Trump rebuffs Biden's call for a national mask mandate; nurses warn of risks of in-person school.

2020Talks - August 14, 2020 

Responses to President Trump's suggestion that he opposes more Postal Service funding in part to prevent expanded mail-in voting; and Puerto Rico's second try at a primary on Sunday.

Economic Stimulus Package A Priority For Michigan

January 9, 2009

Lansing, MI - More than $3 billion is expected to come to cash-strapped Michigan to help the state budget, bolster the social safety net, and make infrastructure improvements to roads, bridges and schools. It's part of President-elect Barack Obama's proposed $775 billion economic stimulus package.

According to Michigan State University economist Charles Ballard, helping Michigan and other states with their budgets should be a key part of the plan.

"If we end up having to lay off teachers and other government employees at the same time that construction workers are hired to fix the bridges, you lose a lot of the impact."

In Ballard's opinion, the stimulus package should consist mostly of government spending, because tax cuts won't have the same stimulative effect. He also emphasizes that action must be taken soon after Obama takes office to keep unemployment from reaching double digits nationwide - and to limit the overall severity of the economic downturn.

"Instead of having one where the national unemployment rate goes to 11 or 12 percent, we might have one where it goes to 9 or 10 percent."

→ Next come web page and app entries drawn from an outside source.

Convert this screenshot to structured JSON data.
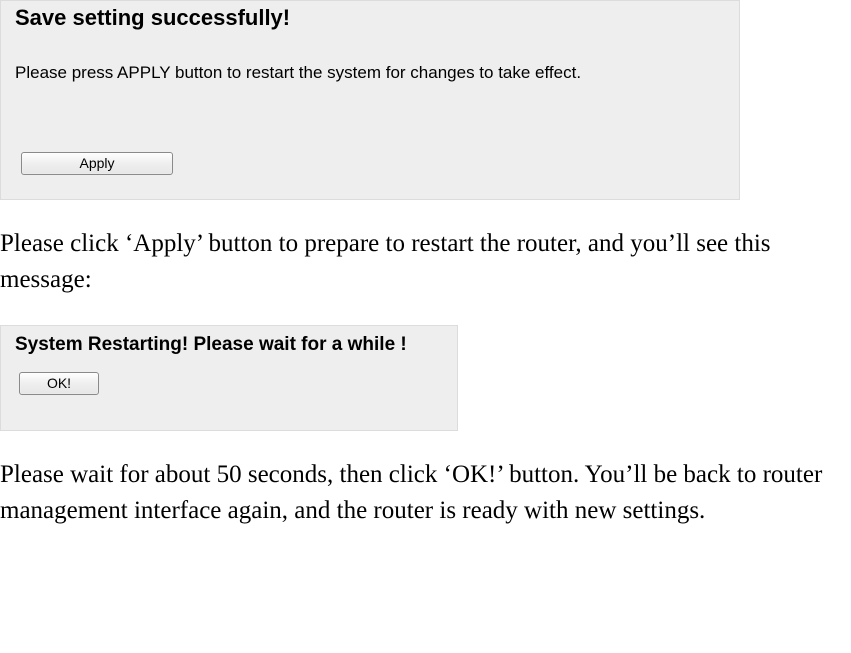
{
  "panel1": {
    "title": "Save setting successfully!",
    "subtitle": "Please press APPLY button to restart the system for changes to take effect.",
    "apply_label": "Apply"
  },
  "doc": {
    "para1": "Please click ‘Apply’ button to prepare to restart the router, and you’ll see this message:",
    "para2": "Please wait for about 50 seconds, then click ‘OK!’ button. You’ll be back to router management interface again, and the router is ready with new settings."
  },
  "panel2": {
    "title": "System Restarting! Please wait for a while !",
    "ok_label": "OK!"
  }
}
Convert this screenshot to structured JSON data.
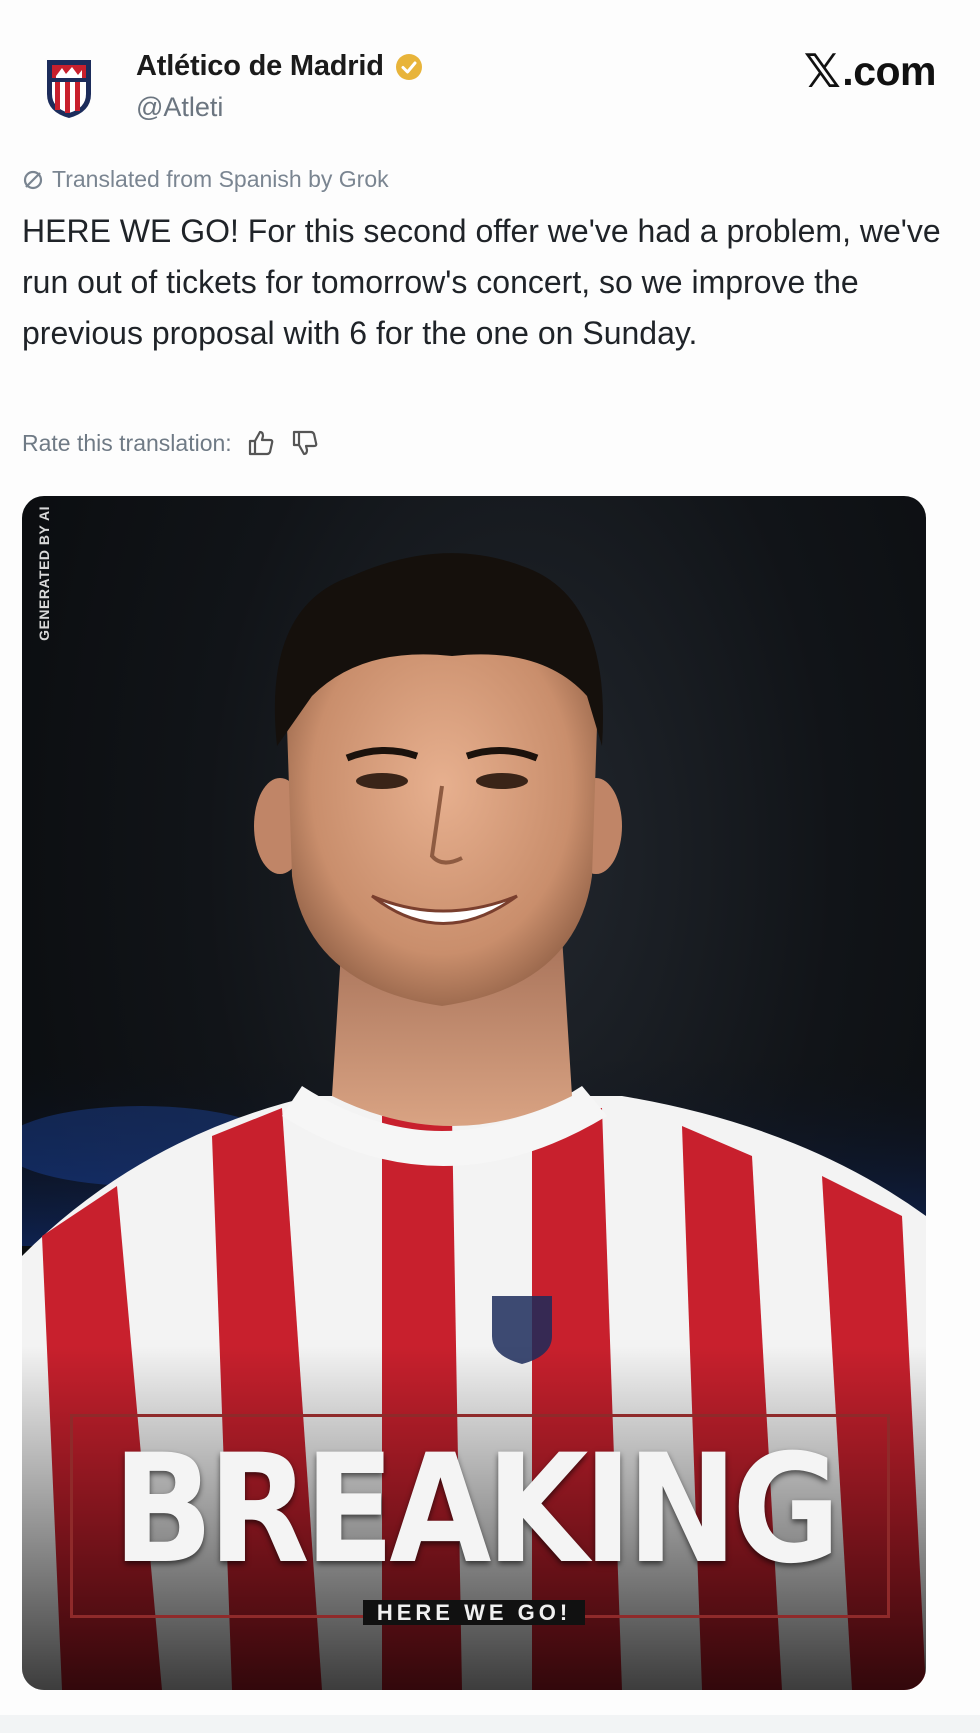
{
  "account": {
    "name": "Atlético de Madrid",
    "handle": "@Atleti",
    "verified_badge_color": "#e8b43a"
  },
  "brand": {
    "x_glyph": "𝕏",
    "suffix": ".com"
  },
  "tweet": {
    "translation_note": "Translated from Spanish by Grok",
    "text": "HERE WE GO! For this second offer we've had a problem, we've run out of tickets for tomorrow's concert, so we improve the previous proposal with 6 for the one on Sunday.",
    "rate_label": "Rate this translation:"
  },
  "media": {
    "ai_label": "GENERATED BY AI",
    "breaking_title": "BREAKING",
    "breaking_subtitle": "HERE WE GO!",
    "accent_color": "#8f2a2a",
    "jersey_colors": [
      "#c8202d",
      "#f3f3f3"
    ]
  }
}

While experts agree the stimulus package will result in a larger federal budget deficit, Ballard says, the immediate problem of getting the economy healthy must come first.

"Debt reduction and deficit control and sound fiscal policy are crucial for the long run, but when you've got this forest fire right in your face, you need to deal with that first. If we don't do something to stem the shrinkage of the economy and to slow down the job losses, we will increasingly paint ourselves into a corner, in terms of the options that are available for us."

Tony Bruscato, Public News Service - MI